Tag Archives: Genealogy

#ICAPGenAnswers: Finding Missing Relatives

Today’s #ICAPGenAnswers question helps our reader, William, with a long-lost relative:

“I have a sister that has been missing since 1965 I was told that somebody saw her name published in a news paper in northern Indiana several years ago that she passed away I have not been able to find any info on her…Can you advise where I should look. Thanks.”

ICAPGen does not have a credential that tests our genealogists with regard to forensic genealogy, but several of our professionals have worked as forensic genealogists. Jenny Tonks, AG® worked as a forensic genealogist for several years and solved many cases similar to yours;  she wrote in the answer to your question:

First, I recommend starting with the basics–getting to know the rudiments of contemporary relative research. You can learn those ropes at the following links:



If you know the county where she died, you could also find out about requesting a death certificate, depending on their vital records release laws–you will learn about those from the links above.

Second, I recommend utilizing Google and other search engines to the fullest. They will help you find her obituary and much more. If there is another newspaper article that mentions your sister or her husband’s name, then Google or the other search engines will find it for you. If they shows up on a paid newspaper site in your search results, it will be worth the few dollars it costs to pay for a subscription to access that article!

Third, as I said above, I would also get a subscription to newspaper sites like GenealogyBank.com, Newspapers.com, and NewspaperArchive.com. Those are the three sites that helped me find living or recently lived persons most often.

Fourth, I would utilize a paid site like peoplefinder.com to help me find anything that vital records offices, genealogy records/sites, search engines, or newspapers didn’t uncover.

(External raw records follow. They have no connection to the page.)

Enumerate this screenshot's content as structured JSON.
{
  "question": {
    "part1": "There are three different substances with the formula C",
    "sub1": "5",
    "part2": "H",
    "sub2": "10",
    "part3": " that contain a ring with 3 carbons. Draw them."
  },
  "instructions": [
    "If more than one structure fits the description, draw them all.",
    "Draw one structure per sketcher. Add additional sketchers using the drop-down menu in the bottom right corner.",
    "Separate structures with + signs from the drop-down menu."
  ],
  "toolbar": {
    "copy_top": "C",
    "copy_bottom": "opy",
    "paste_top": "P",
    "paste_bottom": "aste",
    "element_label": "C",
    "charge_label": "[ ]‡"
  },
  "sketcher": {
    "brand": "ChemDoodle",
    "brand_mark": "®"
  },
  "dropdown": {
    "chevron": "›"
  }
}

Fifth, use phone directories and social media to contact potential relatives or associates. I say social media because many people do not use landlines, so I find them more often on ocial media than I do via the white pages these days.

Also, you might want to consider taking a DNA test. If your sister has any descandants, you would be able to identify and contact them via DNA databases. If you and your sister are biological siblings, you share DNA with her children and they would show up as matches to you, so you would be able to connect with them and learn more about her life through them. You can learn more about DNA testing here: https://www.familysearch.org/wiki/en/Hiring_a_DNA_Testing_Company

William, we wish you well in your search for information about your sister, and we hope that this information helps you “find” her.

Mountain States Resources

Mt Nebo

by Claire V Brisson-Banks

When considering accreditation, one has to take into account many different things besides the location of the families you’ll be researching in your 4 generation report like knowing the resources available to conduct your research.

From the ICAPGen website, one can find a resource guide put together for each of the various regions available for accreditation. An individual can view the resource guide which covers the Mountain States, click here. This region covers Arizona, Colorado, Idaho, Montana, Nevada, New Mexico, Utah, and Wyoming.

In addition to knowing the variety of resources listed, one also has to learn to recognize various documents also from these same states. No one resource guide or website could have all of the possible set of records available for a particular location.

With old records being digitized, captured, and being made available on various websites, learning of new record sets coming online is helpful to all researchers regardless of what level they are at in the accreditation process. As record sets are brought to our attention, they will be shared in this blog and also on our Facebook page in hopes of helping others with their research.

The following are additional records available to help with research in Arizona. One of the oldest cemeteries in the Phoenix area is the Double Butte Cemetery, an online burial database has been created by the Family History Society of Arizona. This cemetery is located in Tempe, Arizona and was formally started in 1897 however, plot sales appear to date back to 1892. The history of this cemetery is provided along with other links to help with research in this area. There is a Surname Index where anyone can list their surname who has an email address and a section called Arizona Queries where you can send a message for guidance on research in this area.

Anyone having family in this area would be wise to check out their website. Look for future articles on various records for the different testing regions as they are made known to us. The Family History Society of Arizona has done a fine job of helping out researchers with ancestors in Maricopa County, Arizona.